Our speaker, Svjetlana Nedimović, lives and works in Sarajevo, where she was born, in a time that appeared to be an unforgivably boring slice of history to children reared on stories about the liberation movement. She caught the political bug in elementary school, when she skipped classes so she could follow sessions of Yugoslavia’s disintegrating institutions. She unsuccessfully plotted a life of a librarian, but ended up with a PhD in political sciences because she wanted to untangle the mysteries of the eighties and nineties in the region. She did her PhD on the topic of Imagination and Political Action in H. Arendt's works at the European University Institute in Florence in 2007.
Svjetlana has taught political theory and philosophy at the Sarajevo School of Science and Technology where she coordinated the founding of the Department for Political Science and International Relations, at the same time drafting a curriculum for the same department.
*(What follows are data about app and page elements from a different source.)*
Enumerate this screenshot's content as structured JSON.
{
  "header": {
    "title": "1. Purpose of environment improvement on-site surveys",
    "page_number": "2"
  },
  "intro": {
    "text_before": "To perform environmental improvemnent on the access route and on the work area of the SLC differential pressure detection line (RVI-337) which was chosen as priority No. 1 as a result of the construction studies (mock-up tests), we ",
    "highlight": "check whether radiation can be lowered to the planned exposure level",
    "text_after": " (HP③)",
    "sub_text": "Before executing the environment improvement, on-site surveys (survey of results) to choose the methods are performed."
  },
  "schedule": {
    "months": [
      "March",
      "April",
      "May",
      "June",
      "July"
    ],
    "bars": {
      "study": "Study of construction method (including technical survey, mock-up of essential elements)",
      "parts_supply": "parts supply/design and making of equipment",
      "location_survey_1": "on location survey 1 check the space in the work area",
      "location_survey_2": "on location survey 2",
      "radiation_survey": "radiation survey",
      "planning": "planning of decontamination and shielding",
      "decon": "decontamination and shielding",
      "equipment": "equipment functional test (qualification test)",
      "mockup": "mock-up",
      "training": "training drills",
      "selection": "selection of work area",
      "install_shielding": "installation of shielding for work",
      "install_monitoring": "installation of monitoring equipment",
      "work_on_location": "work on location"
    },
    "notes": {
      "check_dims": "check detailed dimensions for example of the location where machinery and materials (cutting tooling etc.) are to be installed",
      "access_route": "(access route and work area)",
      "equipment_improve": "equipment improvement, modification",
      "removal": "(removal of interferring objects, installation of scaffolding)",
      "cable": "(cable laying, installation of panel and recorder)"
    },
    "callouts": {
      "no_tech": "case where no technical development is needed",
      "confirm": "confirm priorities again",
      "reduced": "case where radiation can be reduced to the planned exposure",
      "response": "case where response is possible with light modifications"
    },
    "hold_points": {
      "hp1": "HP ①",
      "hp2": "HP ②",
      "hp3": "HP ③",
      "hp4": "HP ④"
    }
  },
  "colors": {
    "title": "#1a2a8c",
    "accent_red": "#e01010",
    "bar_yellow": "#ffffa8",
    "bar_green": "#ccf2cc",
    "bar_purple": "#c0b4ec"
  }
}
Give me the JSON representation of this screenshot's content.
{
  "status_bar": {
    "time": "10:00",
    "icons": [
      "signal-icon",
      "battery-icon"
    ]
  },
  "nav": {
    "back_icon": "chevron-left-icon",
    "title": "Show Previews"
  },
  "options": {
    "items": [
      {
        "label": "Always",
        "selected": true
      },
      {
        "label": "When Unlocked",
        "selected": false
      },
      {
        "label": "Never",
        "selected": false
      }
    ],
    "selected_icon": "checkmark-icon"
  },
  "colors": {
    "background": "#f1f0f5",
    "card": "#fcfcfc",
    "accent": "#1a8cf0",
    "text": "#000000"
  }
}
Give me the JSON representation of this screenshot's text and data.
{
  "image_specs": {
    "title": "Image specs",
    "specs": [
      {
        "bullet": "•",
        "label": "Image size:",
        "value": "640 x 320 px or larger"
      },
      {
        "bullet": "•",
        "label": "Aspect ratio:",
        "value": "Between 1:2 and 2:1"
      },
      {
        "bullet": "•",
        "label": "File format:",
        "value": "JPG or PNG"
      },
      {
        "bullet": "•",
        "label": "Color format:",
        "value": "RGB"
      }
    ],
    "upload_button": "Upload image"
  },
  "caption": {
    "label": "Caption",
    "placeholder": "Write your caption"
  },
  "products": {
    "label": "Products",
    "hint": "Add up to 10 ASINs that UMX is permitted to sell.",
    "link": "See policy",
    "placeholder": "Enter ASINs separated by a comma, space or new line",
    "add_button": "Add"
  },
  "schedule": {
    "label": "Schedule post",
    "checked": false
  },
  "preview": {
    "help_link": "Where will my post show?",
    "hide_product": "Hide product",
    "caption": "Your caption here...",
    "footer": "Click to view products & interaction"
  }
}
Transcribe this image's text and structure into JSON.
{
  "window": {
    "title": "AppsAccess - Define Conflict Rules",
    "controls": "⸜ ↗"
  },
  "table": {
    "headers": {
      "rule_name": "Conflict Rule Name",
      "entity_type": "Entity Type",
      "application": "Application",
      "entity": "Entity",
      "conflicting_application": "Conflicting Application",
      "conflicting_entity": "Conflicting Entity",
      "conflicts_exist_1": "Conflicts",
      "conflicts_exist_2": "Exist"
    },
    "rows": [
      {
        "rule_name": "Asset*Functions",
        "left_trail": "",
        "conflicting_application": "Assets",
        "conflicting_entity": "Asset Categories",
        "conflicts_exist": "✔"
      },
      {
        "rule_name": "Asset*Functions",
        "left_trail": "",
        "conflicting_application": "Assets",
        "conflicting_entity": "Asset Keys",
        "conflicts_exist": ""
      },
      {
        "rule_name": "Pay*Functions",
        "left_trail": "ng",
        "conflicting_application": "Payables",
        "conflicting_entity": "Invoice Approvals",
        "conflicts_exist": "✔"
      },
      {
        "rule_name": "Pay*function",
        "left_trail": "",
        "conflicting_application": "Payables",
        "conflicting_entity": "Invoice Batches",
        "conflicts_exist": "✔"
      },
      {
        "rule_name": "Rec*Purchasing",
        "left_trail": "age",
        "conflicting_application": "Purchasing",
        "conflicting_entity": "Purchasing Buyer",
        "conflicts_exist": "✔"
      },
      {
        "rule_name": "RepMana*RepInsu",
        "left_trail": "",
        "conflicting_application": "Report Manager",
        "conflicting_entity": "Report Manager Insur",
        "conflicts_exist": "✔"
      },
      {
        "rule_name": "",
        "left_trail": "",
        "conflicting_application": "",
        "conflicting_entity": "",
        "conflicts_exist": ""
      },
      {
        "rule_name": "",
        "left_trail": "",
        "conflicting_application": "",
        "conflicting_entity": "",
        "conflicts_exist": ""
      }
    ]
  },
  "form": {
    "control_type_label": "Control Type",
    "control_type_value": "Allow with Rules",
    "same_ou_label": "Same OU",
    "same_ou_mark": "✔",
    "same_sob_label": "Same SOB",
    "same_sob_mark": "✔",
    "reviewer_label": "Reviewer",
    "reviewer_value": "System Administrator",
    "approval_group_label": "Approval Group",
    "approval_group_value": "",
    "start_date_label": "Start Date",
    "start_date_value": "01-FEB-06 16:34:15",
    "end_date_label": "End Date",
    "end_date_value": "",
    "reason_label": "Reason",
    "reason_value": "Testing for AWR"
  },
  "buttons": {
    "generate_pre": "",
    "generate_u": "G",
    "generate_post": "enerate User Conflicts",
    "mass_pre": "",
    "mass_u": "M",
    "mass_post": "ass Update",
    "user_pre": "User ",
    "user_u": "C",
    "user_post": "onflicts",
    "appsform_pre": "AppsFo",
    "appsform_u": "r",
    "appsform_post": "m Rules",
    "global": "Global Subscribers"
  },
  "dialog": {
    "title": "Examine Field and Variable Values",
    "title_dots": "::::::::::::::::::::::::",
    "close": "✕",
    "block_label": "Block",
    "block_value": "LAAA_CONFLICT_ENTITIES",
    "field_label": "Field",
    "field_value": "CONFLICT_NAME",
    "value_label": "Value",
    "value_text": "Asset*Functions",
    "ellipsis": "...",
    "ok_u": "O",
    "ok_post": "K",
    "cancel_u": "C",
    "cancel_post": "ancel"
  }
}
Within the research project at the University in Barcelona Trajectories of Modernity, Svjetlana deals with researching the roles of political imagination and oral histories in the process of conflict transformation within societies.
She is involved in Jedan grad, jedna borba – an informal group of political activists
Svjetlana's works have been published in various BiH online and other domestic and international publications.
Friday, 27 July
When: Whenever you finish the pesky exam
It’s the day you finally get rid us. We will hand out the diplomas and then invite you to an as-of-yet-unidentified pub for congratulatory drinks.
You can save this program in PDF. (We have printed it out for you. You'll receive it first day of classes.)